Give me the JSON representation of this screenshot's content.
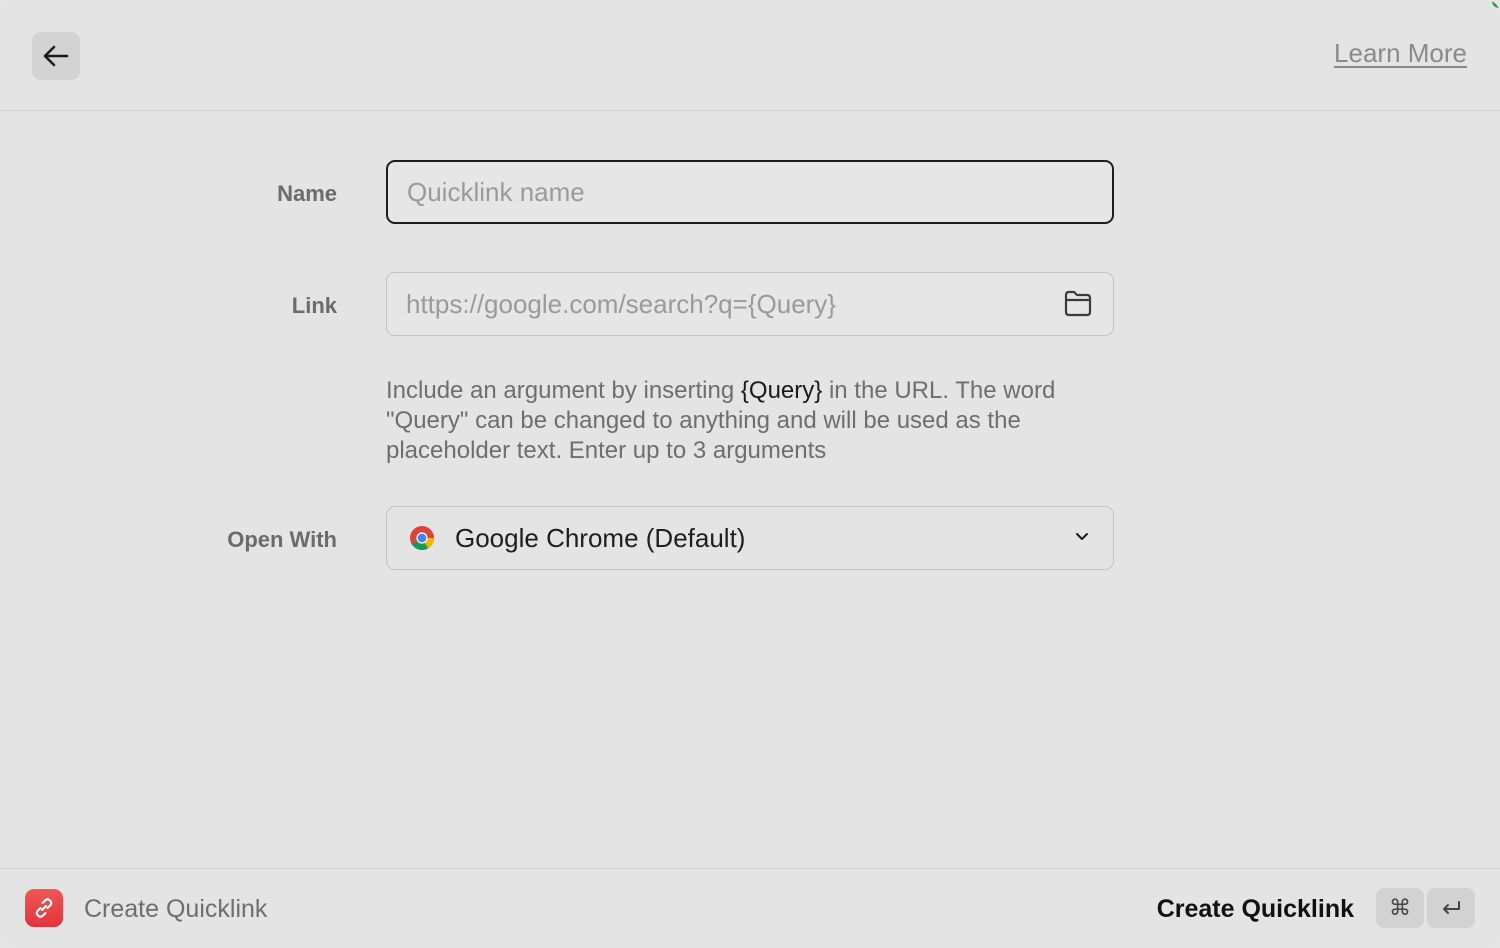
{
  "header": {
    "back_icon": "arrow-left-icon",
    "learn_more": "Learn More"
  },
  "form": {
    "name": {
      "label": "Name",
      "value": "",
      "placeholder": "Quicklink name"
    },
    "link": {
      "label": "Link",
      "value": "",
      "placeholder": "https://google.com/search?q={Query}",
      "icon": "folder-icon"
    },
    "help": {
      "before": "Include an argument by inserting ",
      "highlight": "{Query}",
      "after": " in the URL. The word \"Query\" can be changed to anything and will be used as the placeholder text. Enter up to 3 arguments"
    },
    "open_with": {
      "label": "Open With",
      "value": "Google Chrome (Default)",
      "icon": "chrome-icon"
    }
  },
  "footer": {
    "app_icon": "link-icon",
    "title": "Create Quicklink",
    "action": "Create Quicklink",
    "shortcut": [
      "⌘",
      "↵"
    ]
  },
  "colors": {
    "background": "#e4e4e4",
    "accent_red": "#e9454a",
    "text_primary": "#1e1e1e",
    "text_secondary": "#6e6e6e"
  }
}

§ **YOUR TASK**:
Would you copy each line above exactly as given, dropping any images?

§ **SOLUTION BELOW**:
Give me the JSON representation of this screenshot's content.
{
  "header": {
    "back_icon": "arrow-left-icon",
    "learn_more": "Learn More"
  },
  "form": {
    "name": {
      "label": "Name",
      "value": "",
      "placeholder": "Quicklink name"
    },
    "link": {
      "label": "Link",
      "value": "",
      "placeholder": "https://google.com/search?q={Query}",
      "icon": "folder-icon"
    },
    "help": {
      "before": "Include an argument by inserting ",
      "highlight": "{Query}",
      "after": " in the URL. The word \"Query\" can be changed to anything and will be used as the placeholder text. Enter up to 3 arguments"
    },
    "open_with": {
      "label": "Open With",
      "value": "Google Chrome (Default)",
      "icon": "chrome-icon"
    }
  },
  "footer": {
    "app_icon": "link-icon",
    "title": "Create Quicklink",
    "action": "Create Quicklink",
    "shortcut": [
      "⌘",
      "↵"
    ]
  },
  "colors": {
    "background": "#e4e4e4",
    "accent_red": "#e9454a",
    "text_primary": "#1e1e1e",
    "text_secondary": "#6e6e6e"
  }
}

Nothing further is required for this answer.